With that, the doctor began to push through the crowd toward X’s parents. “How do you
do,” he said, somewhat stiffly. And then he reached out to hug them both. “If I ever have
an X of my own,” he whispered, “I sure hope you’ll lend me your instruction manual.”
Needless to say, the Joneses were very happy. The Project Baby X scientists were rather
pleased, too. So were Susie, Jim, Peggy, Joe and all the Other Children. The Parents’
Association wasn’t, but they had promised to accept the psychiatrist’s report, and not
make any more trouble. They even invited Ms. and Mr. Jones to become honorary
members, which they did.
Later that day, all X’s friends put on their red-and-white checked overalls and went over
to see X. They found X in the back yard, playing with a very tiny baby that none of them
had ever seen before. The baby was wearing very tiny red-and-white checked overalls.
“How do you like our new baby?” X asked the Other Children proudly.
“It’s got cute dimples,” said Jim.
“It’s got husky biceps, too,” said Susie.
“What kind of baby is it?” asked Joe and Peggy.
X frowned at them. “Can’t you tell?” Then X broke into a big, mischievous grin. “It’s a

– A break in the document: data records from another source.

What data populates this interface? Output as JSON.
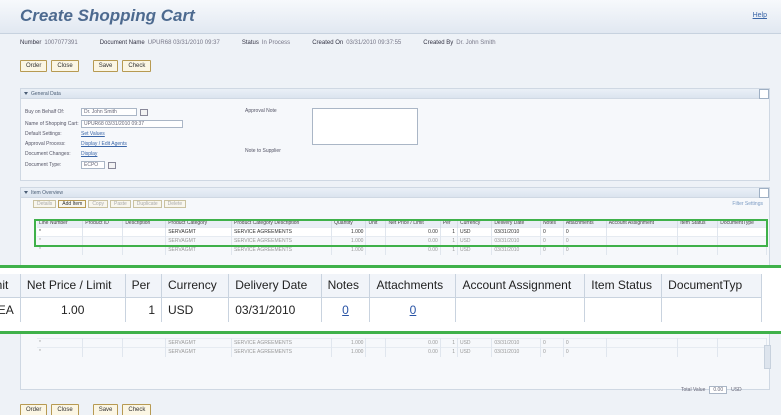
{
  "header": {
    "title": "Create Shopping Cart",
    "help": "Help",
    "fields": [
      {
        "label": "Number",
        "value": "1007077391"
      },
      {
        "label": "Document Name",
        "value": "UPUR68 03/31/2010 09:37"
      },
      {
        "label": "Status",
        "value": "In Process"
      },
      {
        "label": "Created On",
        "value": "03/31/2010 09:37:55"
      },
      {
        "label": "Created By",
        "value": "Dr. John Smith"
      }
    ]
  },
  "buttons": {
    "order": "Order",
    "close": "Close",
    "save": "Save",
    "check": "Check"
  },
  "general": {
    "section_title": "General Data",
    "buy_on_behalf_label": "Buy on Behalf Of:",
    "buy_on_behalf_value": "Dr. John Smith",
    "cart_name_label": "Name of Shopping Cart:",
    "cart_name_value": "UPUR68 03/31/2010 09:37",
    "default_settings_label": "Default Settings:",
    "default_settings_link": "Set Values",
    "approval_process_label": "Approval Process:",
    "approval_process_link": "Display / Edit Agents",
    "document_changes_label": "Document Changes:",
    "document_changes_link": "Display",
    "document_type_label": "Document Type:",
    "document_type_value": "ECPO",
    "approval_note_label": "Approval Note",
    "note_to_supplier_label": "Note to Supplier"
  },
  "items": {
    "section_title": "Item Overview",
    "toolbar": [
      "Details",
      "Add Item",
      "Copy",
      "Paste",
      "Duplicate",
      "Delete"
    ],
    "filter_label": "Filter",
    "settings_label": "Settings",
    "columns": [
      "Line Number",
      "Product ID",
      "Description",
      "Product Category",
      "Product Category Description",
      "Quantity",
      "Unit",
      "Net Price / Limit",
      "Per",
      "Currency",
      "Delivery Date",
      "Notes",
      "Attachments",
      "Account Assignment",
      "Item Status",
      "DocumentType"
    ],
    "rows": [
      {
        "line": "*",
        "category": "SERVAGMT",
        "category_desc": "SERVICE AGREEMENTS",
        "quantity": "1.000",
        "unit": "",
        "price": "0.00",
        "per": "1",
        "currency": "USD",
        "date": "03/31/2010",
        "notes": "0",
        "attachments": "0"
      },
      {
        "line": "*",
        "category": "SERVAGMT",
        "category_desc": "SERVICE AGREEMENTS",
        "quantity": "1.000",
        "unit": "",
        "price": "0.00",
        "per": "1",
        "currency": "USD",
        "date": "03/31/2010",
        "notes": "0",
        "attachments": "0"
      },
      {
        "line": "*",
        "category": "SERVAGMT",
        "category_desc": "SERVICE AGREEMENTS",
        "quantity": "1.000",
        "unit": "",
        "price": "0.00",
        "per": "1",
        "currency": "USD",
        "date": "03/31/2010",
        "notes": "0",
        "attachments": "0"
      }
    ],
    "lower_rows": [
      {
        "line": "*",
        "category": "SERVAGMT",
        "category_desc": "SERVICE AGREEMENTS",
        "quantity": "1.000",
        "price": "0.00",
        "per": "1",
        "currency": "USD",
        "date": "03/31/2010",
        "notes": "0",
        "attachments": "0"
      },
      {
        "line": "*",
        "category": "SERVAGMT",
        "category_desc": "SERVICE AGREEMENTS",
        "quantity": "1.000",
        "price": "0.00",
        "per": "1",
        "currency": "USD",
        "date": "03/31/2010",
        "notes": "0",
        "attachments": "0"
      }
    ],
    "total_label": "Total Value",
    "total_value": "0.00",
    "total_currency": "USD"
  },
  "zoom": {
    "columns": [
      "Unit",
      "Net Price / Limit",
      "Per",
      "Currency",
      "Delivery Date",
      "Notes",
      "Attachments",
      "Account Assignment",
      "Item Status",
      "DocumentTyp"
    ],
    "row": {
      "unit": "EA",
      "price": "1.00",
      "per": "1",
      "currency": "USD",
      "date": "03/31/2010",
      "notes": "0",
      "attachments": "0",
      "account": "",
      "status": "",
      "doctype": ""
    }
  },
  "colors": {
    "highlight": "#3fb14a",
    "title": "#4d6a8f",
    "link": "#3a66a8"
  }
}
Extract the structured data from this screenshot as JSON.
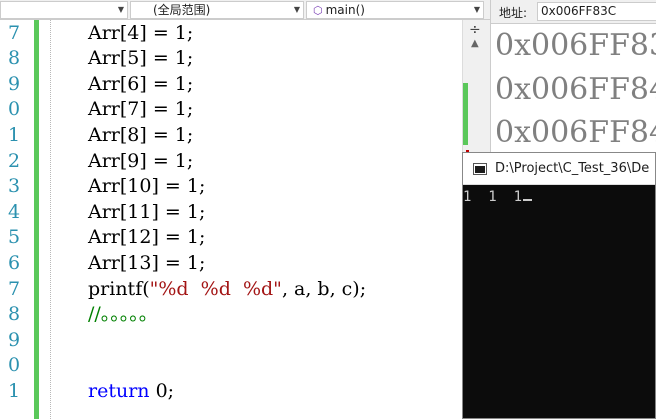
{
  "navbar": {
    "project_dropdown": "",
    "scope_dropdown": "(全局范围)",
    "function_dropdown": "main()"
  },
  "editor": {
    "lines": [
      {
        "ln": "7",
        "tokens": [
          {
            "t": "Arr[4] = 1;",
            "c": "code"
          }
        ]
      },
      {
        "ln": "8",
        "tokens": [
          {
            "t": "Arr[5] = 1;",
            "c": "code"
          }
        ]
      },
      {
        "ln": "9",
        "tokens": [
          {
            "t": "Arr[6] = 1;",
            "c": "code"
          }
        ]
      },
      {
        "ln": "0",
        "tokens": [
          {
            "t": "Arr[7] = 1;",
            "c": "code"
          }
        ]
      },
      {
        "ln": "1",
        "tokens": [
          {
            "t": "Arr[8] = 1;",
            "c": "code"
          }
        ]
      },
      {
        "ln": "2",
        "tokens": [
          {
            "t": "Arr[9] = 1;",
            "c": "code"
          }
        ]
      },
      {
        "ln": "3",
        "tokens": [
          {
            "t": "Arr[10] = 1;",
            "c": "code"
          }
        ]
      },
      {
        "ln": "4",
        "tokens": [
          {
            "t": "Arr[11] = 1;",
            "c": "code"
          }
        ]
      },
      {
        "ln": "5",
        "tokens": [
          {
            "t": "Arr[12] = 1;",
            "c": "code"
          }
        ]
      },
      {
        "ln": "6",
        "tokens": [
          {
            "t": "Arr[13] = 1;",
            "c": "code"
          }
        ]
      },
      {
        "ln": "7",
        "tokens": [
          {
            "t": "printf(",
            "c": "code"
          },
          {
            "t": "\"%d  %d  %d\"",
            "c": "str"
          },
          {
            "t": ", a, b, c);",
            "c": "code"
          }
        ]
      },
      {
        "ln": "8",
        "tokens": [
          {
            "t": "//。。。。。",
            "c": "cmt"
          }
        ]
      },
      {
        "ln": "9",
        "tokens": []
      },
      {
        "ln": "0",
        "tokens": []
      },
      {
        "ln": "1",
        "tokens": [
          {
            "t": "return",
            "c": "kw"
          },
          {
            "t": " 0;",
            "c": "code"
          }
        ]
      }
    ]
  },
  "memory": {
    "address_label": "地址:",
    "address_value": "0x006FF83C",
    "rows": [
      "0x006FF83",
      "0x006FF84",
      "0x006FF84"
    ]
  },
  "console": {
    "title": "D:\\Project\\C_Test_36\\De",
    "output": "1  1  1"
  },
  "colors": {
    "keyword": "#0000ff",
    "string": "#a31515",
    "comment": "#008000",
    "line_number": "#2b91af",
    "change_bar": "#5ac85a"
  }
}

Place your order
(550 words)

Approximate price: $22

Calculate the price of your order

550 words
We'll send you the first draft for approval by September 11, 2018 at 10:52 AM
Total price:
The price is based on these factors:
Academic level
Number of pages
Basic features
  • Free title page and bibliography
  • Unlimited revisions
  • Plagiarism-free guarantee
  • Money-back guarantee
  • 24/7 support
On-demand options
  • Writer’s samples
  • Part-by-part delivery
  • Overnight delivery
  • Copies of used sources
  • Expert Proofreading
Paper format
  • 275 words per page
  • 12 pt Arial/Times New Roman
  • Double line spacing
  • Any citation style (APA, MLA, Chicago/Turabian, Harvard)

Our guarantees

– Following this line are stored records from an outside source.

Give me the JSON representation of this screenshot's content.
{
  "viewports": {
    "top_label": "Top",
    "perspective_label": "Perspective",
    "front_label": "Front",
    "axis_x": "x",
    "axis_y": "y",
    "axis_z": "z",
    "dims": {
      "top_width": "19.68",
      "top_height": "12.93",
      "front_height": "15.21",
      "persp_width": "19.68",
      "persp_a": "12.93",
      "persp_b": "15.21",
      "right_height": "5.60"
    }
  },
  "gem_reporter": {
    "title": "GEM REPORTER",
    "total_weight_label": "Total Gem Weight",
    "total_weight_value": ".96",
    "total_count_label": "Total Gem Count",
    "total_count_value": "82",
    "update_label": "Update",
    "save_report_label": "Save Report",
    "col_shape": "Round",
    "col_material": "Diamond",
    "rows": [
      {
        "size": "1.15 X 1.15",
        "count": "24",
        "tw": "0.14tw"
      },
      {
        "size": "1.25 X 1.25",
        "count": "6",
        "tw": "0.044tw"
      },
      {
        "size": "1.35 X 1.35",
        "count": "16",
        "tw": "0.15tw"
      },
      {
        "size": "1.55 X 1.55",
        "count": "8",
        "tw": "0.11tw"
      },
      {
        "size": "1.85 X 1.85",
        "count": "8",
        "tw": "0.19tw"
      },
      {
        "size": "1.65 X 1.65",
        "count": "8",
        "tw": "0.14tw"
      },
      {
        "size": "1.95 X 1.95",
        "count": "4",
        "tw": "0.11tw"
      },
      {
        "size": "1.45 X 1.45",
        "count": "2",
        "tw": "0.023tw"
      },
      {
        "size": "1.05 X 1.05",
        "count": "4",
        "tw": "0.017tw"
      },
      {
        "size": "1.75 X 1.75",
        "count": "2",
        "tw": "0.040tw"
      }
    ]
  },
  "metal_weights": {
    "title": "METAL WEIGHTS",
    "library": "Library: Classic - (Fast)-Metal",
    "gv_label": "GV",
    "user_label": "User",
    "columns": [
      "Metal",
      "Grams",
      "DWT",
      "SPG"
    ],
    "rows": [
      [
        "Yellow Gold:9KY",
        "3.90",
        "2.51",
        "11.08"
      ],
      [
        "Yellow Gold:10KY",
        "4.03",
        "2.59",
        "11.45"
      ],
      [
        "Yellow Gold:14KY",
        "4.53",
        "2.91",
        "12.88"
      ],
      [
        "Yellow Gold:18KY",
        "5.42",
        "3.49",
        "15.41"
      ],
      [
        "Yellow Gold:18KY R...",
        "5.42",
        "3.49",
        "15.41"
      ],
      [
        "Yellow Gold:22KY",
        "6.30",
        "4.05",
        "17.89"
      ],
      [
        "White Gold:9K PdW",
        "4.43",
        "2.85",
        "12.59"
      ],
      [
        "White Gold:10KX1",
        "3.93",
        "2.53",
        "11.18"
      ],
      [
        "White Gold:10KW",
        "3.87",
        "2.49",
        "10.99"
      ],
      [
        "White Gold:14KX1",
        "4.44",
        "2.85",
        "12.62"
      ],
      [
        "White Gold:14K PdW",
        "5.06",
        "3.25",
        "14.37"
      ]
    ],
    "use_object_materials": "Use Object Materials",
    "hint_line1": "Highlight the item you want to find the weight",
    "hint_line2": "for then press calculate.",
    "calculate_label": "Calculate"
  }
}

Delivering a high-quality product at a reasonable price is not enough anymore.
That’s why we have developed 5 beneficial guarantees that will make your experience with our service enjoyable, easy, and safe.

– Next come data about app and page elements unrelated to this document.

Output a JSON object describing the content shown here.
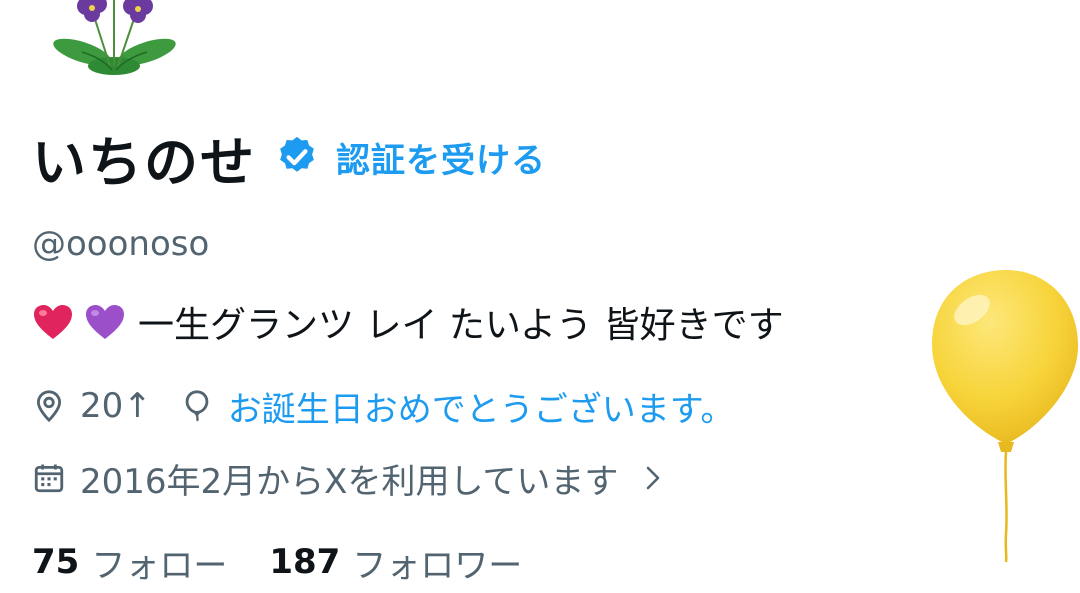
{
  "profile": {
    "display_name": "いちのせ",
    "get_verified_label": "認証を受ける",
    "handle": "@ooonoso",
    "bio_text": "一生グランツ レイ たいよう 皆好きです",
    "bio_emojis": [
      "red-heart",
      "purple-heart"
    ],
    "location": "20↑",
    "birthday_text": "お誕生日おめでとうございます。",
    "joined": "2016年2月からXを利用しています",
    "following_count": "75",
    "following_label": "フォロー",
    "followers_count": "187",
    "followers_label": "フォロワー"
  },
  "icons": {
    "avatar": "violet-flower-illustration",
    "verified": "verified-badge-icon",
    "location": "location-pin-icon",
    "birthday": "balloon-outline-icon",
    "calendar": "calendar-icon",
    "chevron": "chevron-right-icon",
    "decoration": "yellow-balloon"
  },
  "colors": {
    "text_primary": "#0f1419",
    "text_secondary": "#536471",
    "accent": "#1d9bf0",
    "balloon": "#f7d43a"
  }
}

Money-back guarantee

You have to be 100% sure of the quality of your product to give a money-back guarantee. This describes us perfectly. Make sure that this guarantee is totally transparent.

Read more

Zero-plagiarism guarantee

Each paper is composed from scratch, according to your instructions. It is then checked by our plagiarism-detection software. There is no gap where plagiarism could squeeze in.

Read more

Free-revision policy

Thanks to our free revisions, there is no way for you to be unsatisfied. We will work on your paper until you are completely happy with the result.

Read more

Privacy policy

Your email is safe, as we store it according to international data protection rules. Your bank details are secure, as we use only reliable payment systems.

Read more

Fair-cooperation guarantee

By sending us your money, you buy the service we provide. Check out our terms and conditions if you prefer business talks to be laid out in official language.

Read more
Live Chat+1(978) 822-0999EmailWhatsApp

Order your essay today and save 20% with the discount code LEMONADE